My ballerina Hello Kitty bento box, soon to be filled with awesomeness

I’ve always been intrigued by the awesomeness of bento ever since I was introduced to this Japanese concept years ago in my Japanese design history class. It’s not just about a convenient way to carry your lunch; it’s straight up a genuine art form. Now, I know there’s a difference between lunch bento and art bento, but I’ve never seen a bento that didn’t look gorgeous. With this post, I’m beginning a new category in the cloud: Food.

I love stumbling upon things. Don’t you? My most recent stumble-upon is a bento blog, a very nifty one, called “Just Bento,” in which the author writes along side another blog called “Just Hungry.” Both are truly fascinating, and I will link to them a bit later. It started when I ventured a trip to Wegman’s, which is an epic supermarket. I could live in their international food aisle (and quite possibly their tea and candy sections), with the rows and rows of Japanese goodness that line the shelves. One of my many purchases from that aisle was a box of もちこ (mochiko, now that I know how to write in hiragana, I’m going to, a lot). It’s a rice flour used to make mochi and dango, pretty much two things I’ve been itching to try myself for quite awhile.

Anyway, I asked my brother’s fiance, Mayumi, if she knew of any good mochi recipes, and she told me about mochi in fruit punch. Curious, I do what every curious person does, I Googled it. I came across a fantastic recipe for mochi sushi, which was featured on the aforementioned blog. Then, I got sucked into reading about bento boxes and realized that I could start making them myself right now. So why not? It’ll be less expensive than always buying lunch at work, it’ll definitely be healthier, and it’ll be fun to do.

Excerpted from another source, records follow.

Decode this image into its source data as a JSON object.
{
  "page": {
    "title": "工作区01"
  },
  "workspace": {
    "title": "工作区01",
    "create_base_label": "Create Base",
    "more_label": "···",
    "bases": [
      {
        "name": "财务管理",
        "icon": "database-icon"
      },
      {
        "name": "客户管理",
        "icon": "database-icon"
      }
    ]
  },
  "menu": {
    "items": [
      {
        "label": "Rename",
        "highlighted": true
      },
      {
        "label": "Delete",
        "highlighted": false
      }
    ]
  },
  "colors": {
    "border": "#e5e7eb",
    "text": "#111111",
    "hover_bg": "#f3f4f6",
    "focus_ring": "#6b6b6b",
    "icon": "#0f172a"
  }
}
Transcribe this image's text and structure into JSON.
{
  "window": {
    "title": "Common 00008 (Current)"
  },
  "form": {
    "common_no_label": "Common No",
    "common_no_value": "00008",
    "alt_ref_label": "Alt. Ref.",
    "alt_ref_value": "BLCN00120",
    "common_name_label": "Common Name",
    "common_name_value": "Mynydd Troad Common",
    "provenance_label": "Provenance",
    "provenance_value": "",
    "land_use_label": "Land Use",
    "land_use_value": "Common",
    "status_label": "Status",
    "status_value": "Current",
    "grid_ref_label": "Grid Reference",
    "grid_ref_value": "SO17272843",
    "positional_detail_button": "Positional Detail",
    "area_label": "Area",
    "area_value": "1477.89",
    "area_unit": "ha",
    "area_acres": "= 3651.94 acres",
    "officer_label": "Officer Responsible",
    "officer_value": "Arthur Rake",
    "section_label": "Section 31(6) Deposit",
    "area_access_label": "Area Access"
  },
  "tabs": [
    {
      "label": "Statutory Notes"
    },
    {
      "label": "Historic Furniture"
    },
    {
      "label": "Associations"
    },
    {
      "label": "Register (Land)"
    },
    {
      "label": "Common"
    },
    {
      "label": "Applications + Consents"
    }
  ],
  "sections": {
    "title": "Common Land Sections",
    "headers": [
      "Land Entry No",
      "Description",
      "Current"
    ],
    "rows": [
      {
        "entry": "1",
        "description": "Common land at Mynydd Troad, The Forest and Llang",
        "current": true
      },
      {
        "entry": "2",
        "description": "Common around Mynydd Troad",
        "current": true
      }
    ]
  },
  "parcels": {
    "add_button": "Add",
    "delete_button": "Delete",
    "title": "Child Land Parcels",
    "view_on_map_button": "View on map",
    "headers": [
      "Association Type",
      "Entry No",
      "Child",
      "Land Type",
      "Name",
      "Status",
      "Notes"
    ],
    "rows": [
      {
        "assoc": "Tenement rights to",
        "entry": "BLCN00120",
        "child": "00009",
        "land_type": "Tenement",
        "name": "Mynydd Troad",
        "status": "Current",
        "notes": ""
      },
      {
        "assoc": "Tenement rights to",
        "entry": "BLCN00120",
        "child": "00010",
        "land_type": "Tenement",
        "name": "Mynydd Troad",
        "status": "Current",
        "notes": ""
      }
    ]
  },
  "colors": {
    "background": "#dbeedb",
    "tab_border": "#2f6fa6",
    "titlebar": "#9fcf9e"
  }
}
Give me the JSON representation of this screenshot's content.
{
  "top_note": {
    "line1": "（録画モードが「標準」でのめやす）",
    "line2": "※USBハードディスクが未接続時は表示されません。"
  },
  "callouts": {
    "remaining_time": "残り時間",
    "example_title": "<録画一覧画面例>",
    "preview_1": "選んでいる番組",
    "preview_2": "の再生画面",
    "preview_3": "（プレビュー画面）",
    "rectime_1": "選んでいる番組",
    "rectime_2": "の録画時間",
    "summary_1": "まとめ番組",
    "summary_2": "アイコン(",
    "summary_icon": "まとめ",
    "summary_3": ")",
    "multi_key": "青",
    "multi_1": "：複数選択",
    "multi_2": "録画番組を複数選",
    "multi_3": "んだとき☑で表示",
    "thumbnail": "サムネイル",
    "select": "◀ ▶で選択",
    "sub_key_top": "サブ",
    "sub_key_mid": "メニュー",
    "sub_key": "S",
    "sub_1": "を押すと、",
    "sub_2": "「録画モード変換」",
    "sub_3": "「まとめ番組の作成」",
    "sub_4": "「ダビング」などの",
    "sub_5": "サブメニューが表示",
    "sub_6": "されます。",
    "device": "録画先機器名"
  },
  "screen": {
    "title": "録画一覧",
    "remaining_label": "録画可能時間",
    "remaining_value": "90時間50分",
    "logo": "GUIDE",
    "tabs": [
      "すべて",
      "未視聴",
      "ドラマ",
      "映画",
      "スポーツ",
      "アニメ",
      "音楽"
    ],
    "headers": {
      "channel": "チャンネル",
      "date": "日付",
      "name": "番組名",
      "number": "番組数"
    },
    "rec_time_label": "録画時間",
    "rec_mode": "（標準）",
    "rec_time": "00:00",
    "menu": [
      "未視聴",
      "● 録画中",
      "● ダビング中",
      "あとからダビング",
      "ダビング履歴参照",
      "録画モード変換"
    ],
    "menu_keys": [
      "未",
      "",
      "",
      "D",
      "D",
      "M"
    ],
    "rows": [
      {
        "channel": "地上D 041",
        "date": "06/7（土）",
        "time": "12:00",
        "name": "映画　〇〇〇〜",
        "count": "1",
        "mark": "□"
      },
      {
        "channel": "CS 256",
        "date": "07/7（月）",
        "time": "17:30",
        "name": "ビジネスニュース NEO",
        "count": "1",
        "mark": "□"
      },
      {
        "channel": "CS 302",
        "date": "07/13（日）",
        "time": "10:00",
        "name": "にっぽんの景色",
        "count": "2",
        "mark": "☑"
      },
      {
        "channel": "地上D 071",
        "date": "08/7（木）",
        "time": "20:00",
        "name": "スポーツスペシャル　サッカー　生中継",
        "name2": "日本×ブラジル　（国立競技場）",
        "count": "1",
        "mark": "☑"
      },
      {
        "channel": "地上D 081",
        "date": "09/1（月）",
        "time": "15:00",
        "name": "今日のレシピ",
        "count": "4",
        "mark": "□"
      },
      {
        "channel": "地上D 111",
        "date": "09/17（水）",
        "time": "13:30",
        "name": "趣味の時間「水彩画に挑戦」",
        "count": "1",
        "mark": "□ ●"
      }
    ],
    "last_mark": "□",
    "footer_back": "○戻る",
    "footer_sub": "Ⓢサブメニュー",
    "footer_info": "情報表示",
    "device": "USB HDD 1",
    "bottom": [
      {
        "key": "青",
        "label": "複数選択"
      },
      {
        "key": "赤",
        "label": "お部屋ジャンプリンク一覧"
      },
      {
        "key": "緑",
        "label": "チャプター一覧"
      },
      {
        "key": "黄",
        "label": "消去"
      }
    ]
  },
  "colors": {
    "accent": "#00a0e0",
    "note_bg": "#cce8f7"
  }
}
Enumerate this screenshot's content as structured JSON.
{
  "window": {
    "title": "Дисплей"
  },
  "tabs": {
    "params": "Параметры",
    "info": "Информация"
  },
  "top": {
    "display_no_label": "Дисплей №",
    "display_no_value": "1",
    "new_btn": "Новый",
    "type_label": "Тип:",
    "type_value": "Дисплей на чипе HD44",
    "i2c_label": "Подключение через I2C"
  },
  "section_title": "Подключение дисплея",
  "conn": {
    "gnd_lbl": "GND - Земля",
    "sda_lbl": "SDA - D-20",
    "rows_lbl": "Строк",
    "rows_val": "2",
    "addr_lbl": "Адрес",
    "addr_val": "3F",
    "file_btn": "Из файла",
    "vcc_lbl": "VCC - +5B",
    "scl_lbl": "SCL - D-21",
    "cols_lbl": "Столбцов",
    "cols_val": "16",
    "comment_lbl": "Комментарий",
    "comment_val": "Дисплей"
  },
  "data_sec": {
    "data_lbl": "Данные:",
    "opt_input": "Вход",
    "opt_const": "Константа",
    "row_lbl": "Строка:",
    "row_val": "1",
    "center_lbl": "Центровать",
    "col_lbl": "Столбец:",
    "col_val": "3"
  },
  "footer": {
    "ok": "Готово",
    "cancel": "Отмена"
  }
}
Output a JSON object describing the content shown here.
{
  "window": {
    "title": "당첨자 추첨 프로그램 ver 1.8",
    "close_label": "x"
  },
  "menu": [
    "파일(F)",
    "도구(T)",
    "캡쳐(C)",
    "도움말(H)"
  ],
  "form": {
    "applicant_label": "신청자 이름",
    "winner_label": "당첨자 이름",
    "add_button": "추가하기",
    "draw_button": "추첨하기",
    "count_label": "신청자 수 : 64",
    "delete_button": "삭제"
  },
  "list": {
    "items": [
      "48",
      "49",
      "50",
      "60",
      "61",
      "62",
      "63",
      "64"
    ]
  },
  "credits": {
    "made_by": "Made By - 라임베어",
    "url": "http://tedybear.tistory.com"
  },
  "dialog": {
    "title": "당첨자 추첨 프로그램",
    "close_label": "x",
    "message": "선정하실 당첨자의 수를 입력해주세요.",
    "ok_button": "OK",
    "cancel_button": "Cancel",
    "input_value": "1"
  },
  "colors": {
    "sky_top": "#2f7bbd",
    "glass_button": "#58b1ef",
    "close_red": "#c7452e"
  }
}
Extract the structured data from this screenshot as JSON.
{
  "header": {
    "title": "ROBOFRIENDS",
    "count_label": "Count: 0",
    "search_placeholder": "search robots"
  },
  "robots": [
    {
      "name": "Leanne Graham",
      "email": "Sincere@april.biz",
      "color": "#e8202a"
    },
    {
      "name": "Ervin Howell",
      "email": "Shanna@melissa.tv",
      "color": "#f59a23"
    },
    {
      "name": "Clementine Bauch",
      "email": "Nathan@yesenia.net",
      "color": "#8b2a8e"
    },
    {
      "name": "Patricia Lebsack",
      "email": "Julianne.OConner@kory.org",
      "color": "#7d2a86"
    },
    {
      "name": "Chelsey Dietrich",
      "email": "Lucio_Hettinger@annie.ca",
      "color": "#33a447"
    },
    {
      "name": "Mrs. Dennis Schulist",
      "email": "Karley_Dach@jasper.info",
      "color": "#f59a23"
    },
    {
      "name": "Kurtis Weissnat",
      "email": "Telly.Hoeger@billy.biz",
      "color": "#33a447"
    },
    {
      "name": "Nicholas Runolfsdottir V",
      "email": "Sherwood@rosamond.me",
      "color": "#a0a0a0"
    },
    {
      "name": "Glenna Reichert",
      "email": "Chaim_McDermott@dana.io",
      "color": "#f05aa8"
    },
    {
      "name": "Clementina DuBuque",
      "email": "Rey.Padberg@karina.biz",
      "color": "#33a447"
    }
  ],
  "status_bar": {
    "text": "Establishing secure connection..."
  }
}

So tomorrow, the adventure begins. I’m going to make おにぎり (onigiri) stuffed with edamame, たまごやき(tamagoyaki, a Japanese egg dish), and those mochi sushi. Then I will attempt to assemble a lunch box for work on Sunday. I’m looking forward to it, and can’t wait to post my success (and possible failures). いただきます (itadakimasu)!

Just Bento & Just Hungry
The fruit and mochi sushi recipe can be found here.